When people say they are “due a win”, in sport, gambling or, more metaphorically, in life in general, they are more often than not doing little more than expressing a hope born of despair. But sometimes they also believe that in a very literal sense their luck is due to change.

The idea, usually vaguely rather than explicitly held, is that nature balances things up in the long run, so a recent run of results going one way requires a balancing set of results going the other. Otherwise, as Hamlet might put it, the world is out of joint.

Perhaps the clearest evidence … Read the rest

How else do you explain it?

Oct 31st, 2004 | By

Down inside, we are all born apart from God, and we grow up selfish and demanding our own way. What the Psalmist said of himself is also true of us: "Surely I was sinful at birth, sinful from the time my mother conceived me" (Psalm 51:5). And one sign of our sin is that we don’t want God’s way in our lives, and we are in rebellion against Him and His will. How else do you explain the evil in the world?
Rev. Billy Graham

Is a bad explanation better than no explanation at all? If you have no idea why your mug suddenly shattered and someone suggests it had spontaneously gained consciousness, realized the futility of its existence and … Read the rest

It’s a free country

Oct 14th, 2004 | By

At 3.15pm protesters moved towards the barricades facing the Houses of Parliament. "Come on, chaps, it’s a free country," said our half-blind friend. Scuffles broke out; police hats flew in the air. People were being pushed from behind and couldn’t go back. Women raised their hands in an attitude of surrender as the batons came down. An old man in a tweed suit and tie staggered out, blood pouring from his head.
Leanda de Lisle, the Guardian, 17 September2004

Who were these protestors storming the British parliament, only to be beaten back by baton-wielding policemen? Anarchists? Anti-globalisation campaigners? Foot soldiers in the class war? In a surprising way, perhaps the last guess would be right. The clue is in … Read the rest

Tu quoque

Oct 1st, 2004 | By

The onnagata [male actors in the kabuki theatre who play female roles] justify their perpetual monopoly by saying they believe that women are too close to femininity to capture its essence…
Richard Eyre, Guardian Review 21 August 20004

Looking back at the rationales the dominant classes used to offer to justify their oppression of others, it is remarkable how paper-thin their arguments often were.
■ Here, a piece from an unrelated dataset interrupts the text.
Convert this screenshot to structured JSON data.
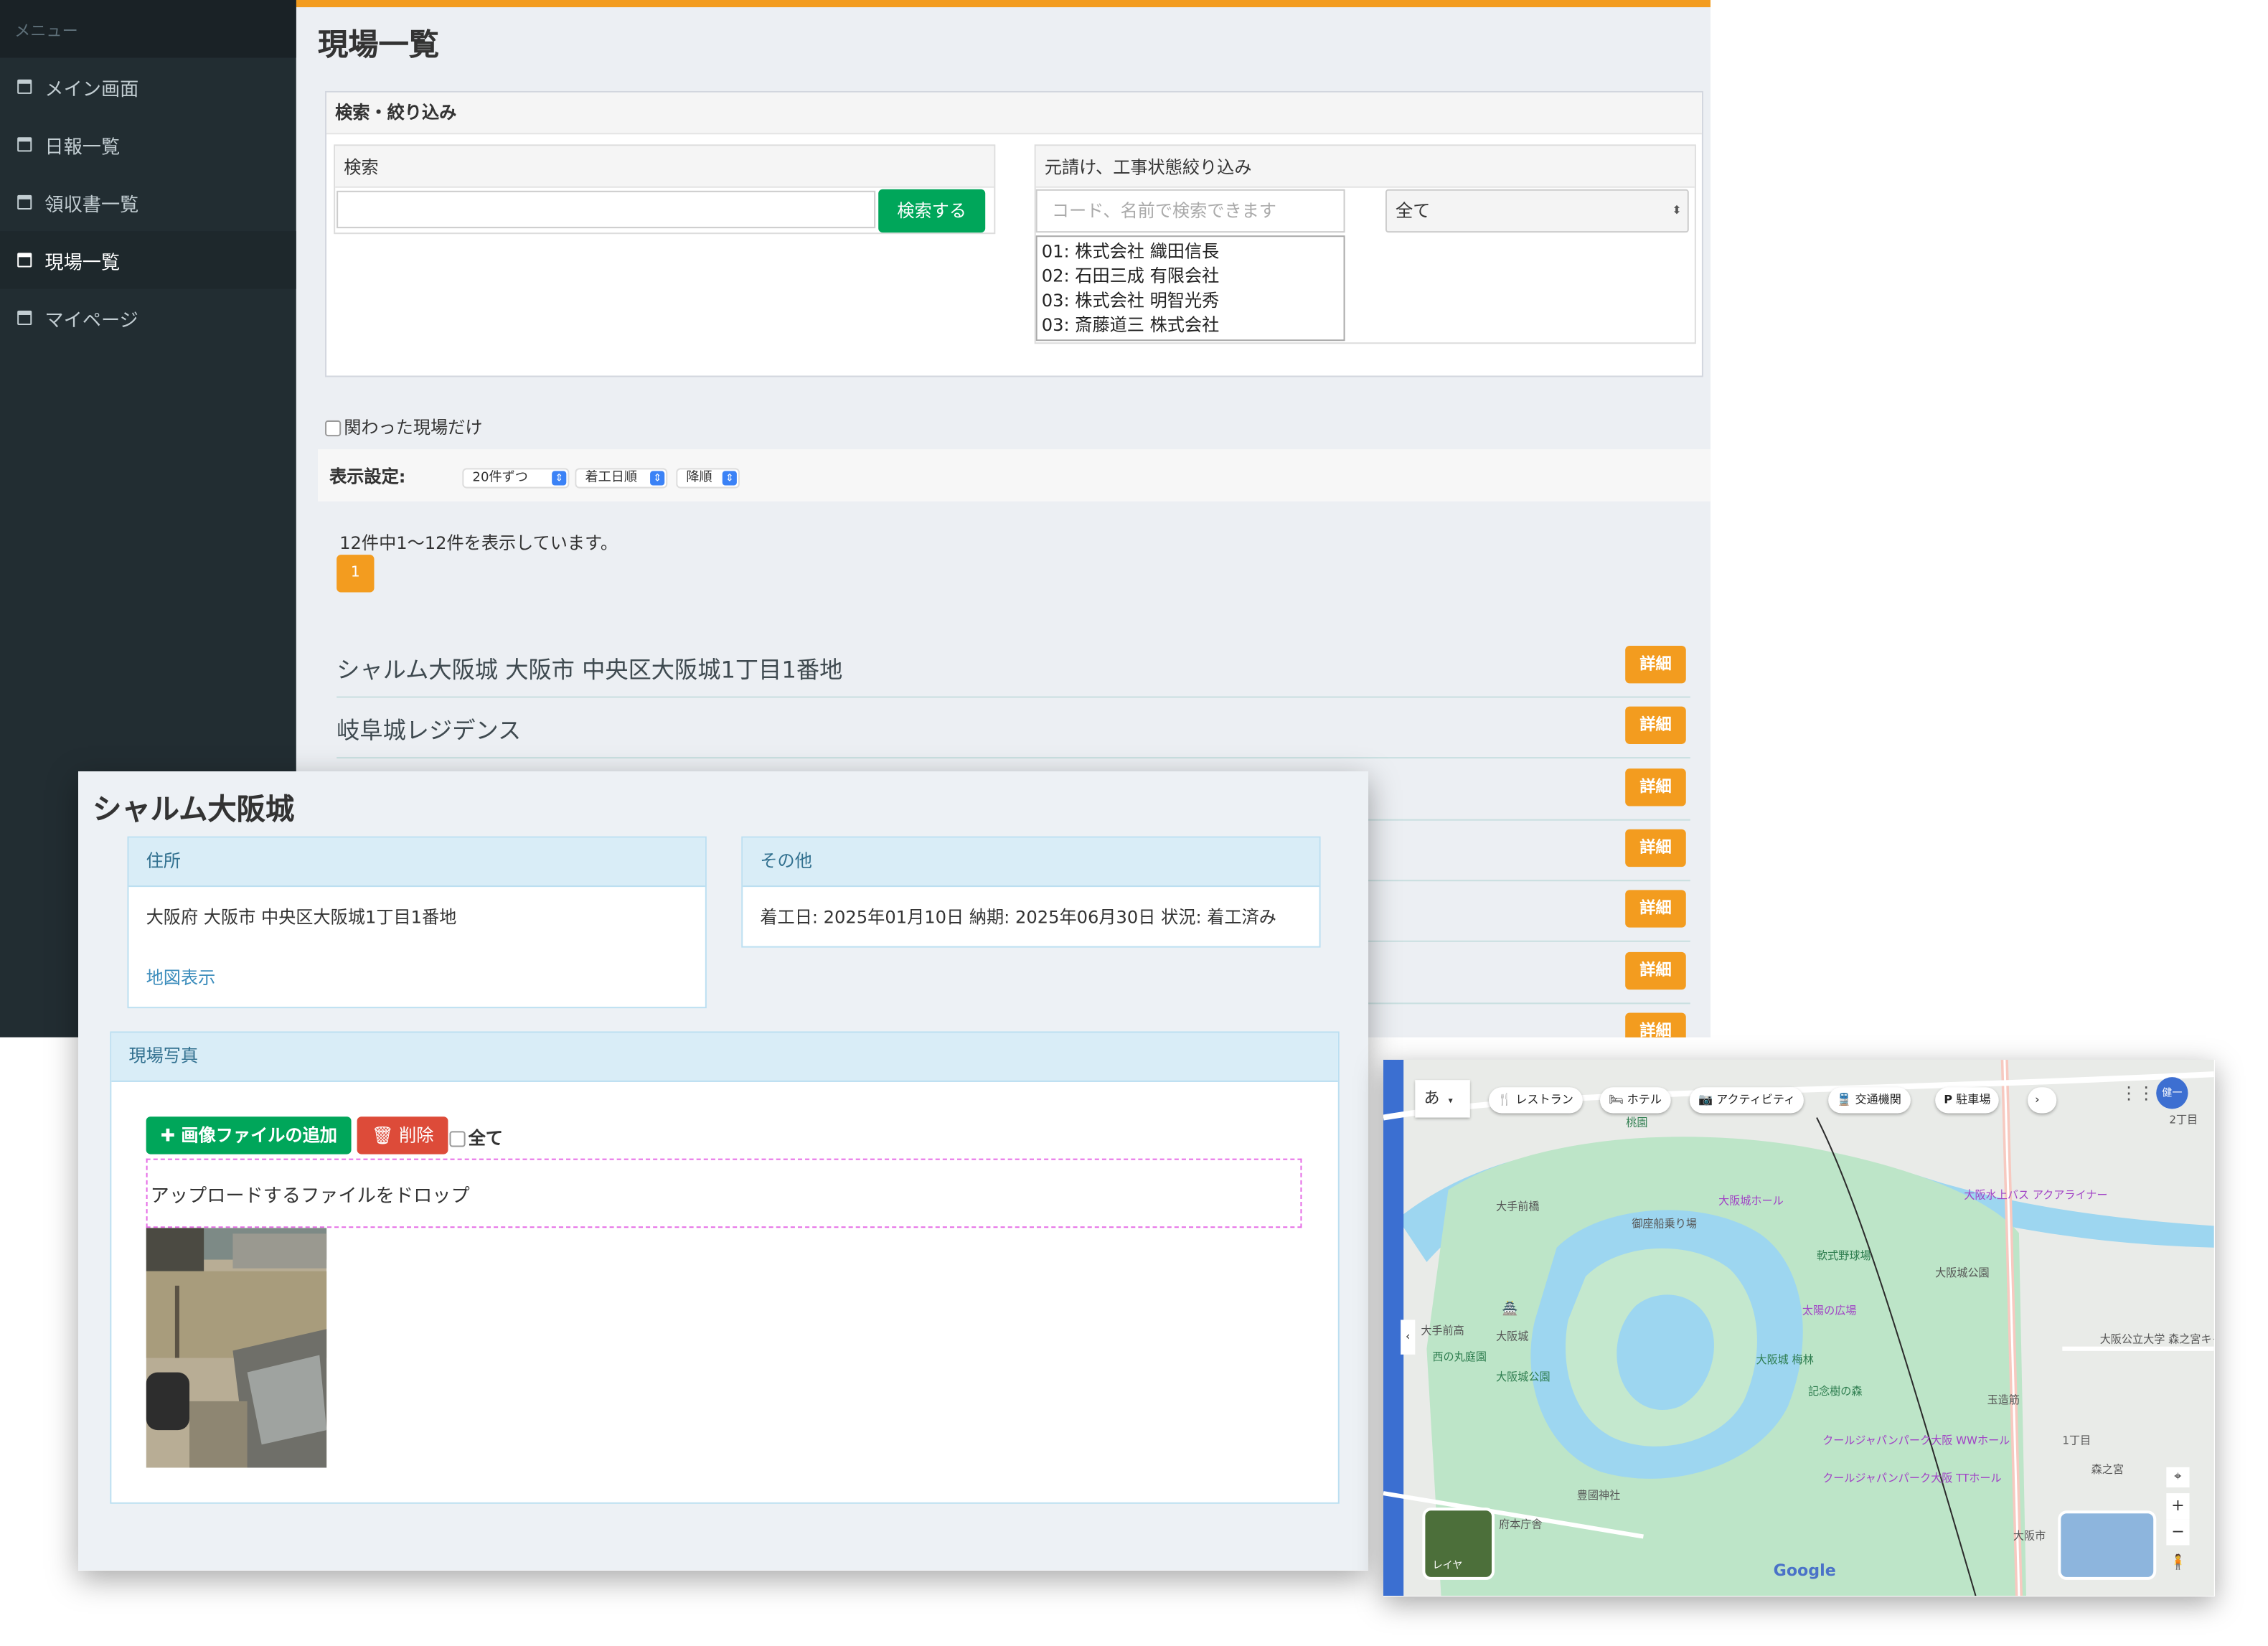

Unless we are prepared to say that people just used to be more stupid, the most likely explanation is that the reasons people offer for their beliefs often have very little to do with the real reasons why they hold them. It also seems that we are good at convincing ourselves of the rationality of the … Read the rest

Ought without can

Sep 9th, 2004 | By

The Liberal Democrats’ deputy leader, Menzies Campbell, said the government should use its influence with the US president, George Bush, to secure [the] freedom [of nine Britons detained for more than a year at Camp X-Ray and at Bagram air base after being taken prisoner during military action in Afghanistan].
The Guardian, 25 April 2003

The principle that “ought” implies “can” is usually attributed to Immanuel Kant, although he never actually said anything quite so pithy. (See chapter eight of the Critique of Practical Reason for his more convoluted expression on the idea.) Whether we credit Kant with the discovery or not, the principle itself is pretty self-evident. It makes no sense to say we ought to do something … Read the rest

Genetic fallacies

Aug 22nd, 2004 | By

Cow’s milk is meant for baby cows. Which helps explain why this foodstuff is a leading cause of unwanted reactions to foods that can give rise to a variety of health issues such as nasal congestion, sinusitis, eczema and asthma.
Dr John Briffa, Observer Food Monthly, August 2004

Don’t get me started on “health food”. Doesn’t anyone smell a rat when they go into a shop dedicated to “natural” remedies only to be confronted by rows and rows of bottles, pills and supplements? Why is it that it seems every infusion in the world is good for you except for the everyday, normal tea we know and love? Why are stimulants such as guarana considered good while caffeine is … Read the rest